**What is being asked**
Go over the material below and report every line that contains the word "mean".

**Provided material**
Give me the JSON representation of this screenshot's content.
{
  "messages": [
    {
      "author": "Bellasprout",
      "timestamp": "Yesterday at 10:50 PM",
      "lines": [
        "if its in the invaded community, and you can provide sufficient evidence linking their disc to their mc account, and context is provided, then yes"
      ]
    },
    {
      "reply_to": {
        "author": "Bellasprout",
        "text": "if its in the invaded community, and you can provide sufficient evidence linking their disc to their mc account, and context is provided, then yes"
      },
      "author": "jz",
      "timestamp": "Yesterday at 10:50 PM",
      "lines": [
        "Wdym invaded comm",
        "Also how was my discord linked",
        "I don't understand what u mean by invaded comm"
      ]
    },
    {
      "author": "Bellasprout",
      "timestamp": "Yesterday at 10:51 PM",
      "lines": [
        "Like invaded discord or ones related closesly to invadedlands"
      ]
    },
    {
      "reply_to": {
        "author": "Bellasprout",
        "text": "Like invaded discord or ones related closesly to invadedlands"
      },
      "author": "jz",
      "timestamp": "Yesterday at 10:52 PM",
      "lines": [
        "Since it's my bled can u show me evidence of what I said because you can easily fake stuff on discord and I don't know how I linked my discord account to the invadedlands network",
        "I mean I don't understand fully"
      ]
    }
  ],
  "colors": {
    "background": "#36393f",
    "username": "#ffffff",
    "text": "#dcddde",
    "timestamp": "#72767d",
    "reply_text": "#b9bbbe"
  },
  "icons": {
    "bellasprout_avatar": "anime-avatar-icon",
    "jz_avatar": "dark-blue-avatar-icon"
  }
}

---

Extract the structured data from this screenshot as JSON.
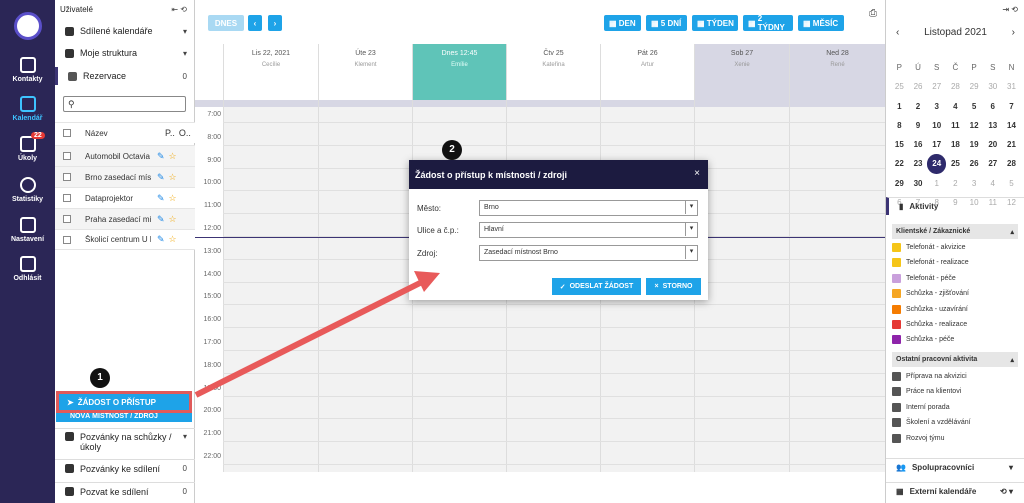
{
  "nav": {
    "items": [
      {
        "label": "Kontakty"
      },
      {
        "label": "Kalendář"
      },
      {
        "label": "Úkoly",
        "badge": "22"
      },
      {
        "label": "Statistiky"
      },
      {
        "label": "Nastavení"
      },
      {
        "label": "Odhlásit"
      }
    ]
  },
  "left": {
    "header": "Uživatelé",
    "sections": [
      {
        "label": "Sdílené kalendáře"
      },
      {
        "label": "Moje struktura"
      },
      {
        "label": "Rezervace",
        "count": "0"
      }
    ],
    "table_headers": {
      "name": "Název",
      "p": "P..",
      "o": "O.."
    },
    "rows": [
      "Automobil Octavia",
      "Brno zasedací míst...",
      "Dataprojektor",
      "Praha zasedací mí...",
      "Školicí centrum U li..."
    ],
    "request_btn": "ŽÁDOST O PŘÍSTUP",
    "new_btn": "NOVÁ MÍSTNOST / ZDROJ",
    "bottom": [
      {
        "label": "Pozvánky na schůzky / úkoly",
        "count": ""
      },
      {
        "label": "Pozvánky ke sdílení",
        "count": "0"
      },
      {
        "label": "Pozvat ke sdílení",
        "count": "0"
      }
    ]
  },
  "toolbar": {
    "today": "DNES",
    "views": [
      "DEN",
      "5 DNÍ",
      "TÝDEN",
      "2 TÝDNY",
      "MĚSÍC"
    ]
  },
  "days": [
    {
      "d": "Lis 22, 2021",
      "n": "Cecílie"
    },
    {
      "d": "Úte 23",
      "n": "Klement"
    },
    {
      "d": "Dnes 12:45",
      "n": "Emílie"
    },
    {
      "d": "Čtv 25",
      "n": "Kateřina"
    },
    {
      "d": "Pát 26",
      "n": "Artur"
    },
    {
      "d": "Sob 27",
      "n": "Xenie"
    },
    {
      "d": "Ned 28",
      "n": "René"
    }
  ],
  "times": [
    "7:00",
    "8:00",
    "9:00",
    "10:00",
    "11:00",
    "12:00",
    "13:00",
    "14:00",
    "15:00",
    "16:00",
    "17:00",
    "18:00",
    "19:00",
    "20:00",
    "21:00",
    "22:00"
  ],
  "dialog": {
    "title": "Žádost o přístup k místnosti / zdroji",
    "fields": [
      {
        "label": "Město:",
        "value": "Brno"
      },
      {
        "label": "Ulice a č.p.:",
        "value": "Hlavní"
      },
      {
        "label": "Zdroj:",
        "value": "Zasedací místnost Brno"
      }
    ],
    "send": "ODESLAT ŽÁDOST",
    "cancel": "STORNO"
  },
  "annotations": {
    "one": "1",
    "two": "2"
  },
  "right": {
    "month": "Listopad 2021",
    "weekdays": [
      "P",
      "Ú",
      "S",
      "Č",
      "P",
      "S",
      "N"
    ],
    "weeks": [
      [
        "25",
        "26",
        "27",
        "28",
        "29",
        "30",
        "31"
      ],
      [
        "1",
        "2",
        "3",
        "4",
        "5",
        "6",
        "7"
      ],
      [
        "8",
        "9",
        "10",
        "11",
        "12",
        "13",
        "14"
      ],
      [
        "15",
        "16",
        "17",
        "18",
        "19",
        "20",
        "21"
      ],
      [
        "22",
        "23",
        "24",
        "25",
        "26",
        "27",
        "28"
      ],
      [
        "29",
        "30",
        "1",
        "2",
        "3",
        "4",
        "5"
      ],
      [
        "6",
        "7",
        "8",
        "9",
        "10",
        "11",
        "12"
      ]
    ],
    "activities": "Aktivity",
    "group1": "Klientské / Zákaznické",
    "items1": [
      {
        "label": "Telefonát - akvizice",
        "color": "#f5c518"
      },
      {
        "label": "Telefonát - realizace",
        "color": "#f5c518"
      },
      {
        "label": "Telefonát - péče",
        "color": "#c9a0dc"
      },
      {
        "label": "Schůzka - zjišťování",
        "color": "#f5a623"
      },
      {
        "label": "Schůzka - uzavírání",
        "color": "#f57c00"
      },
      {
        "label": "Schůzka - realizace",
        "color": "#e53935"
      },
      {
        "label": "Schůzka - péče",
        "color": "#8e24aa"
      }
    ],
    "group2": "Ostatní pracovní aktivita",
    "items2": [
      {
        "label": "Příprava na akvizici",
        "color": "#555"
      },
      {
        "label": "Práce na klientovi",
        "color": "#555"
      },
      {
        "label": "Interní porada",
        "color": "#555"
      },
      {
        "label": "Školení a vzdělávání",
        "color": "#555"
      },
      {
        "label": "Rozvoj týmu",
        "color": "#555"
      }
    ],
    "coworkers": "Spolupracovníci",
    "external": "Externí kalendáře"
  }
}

**Worked solution**
        "I don't understand what u mean by invaded comm"
        "I mean I don't understand fully"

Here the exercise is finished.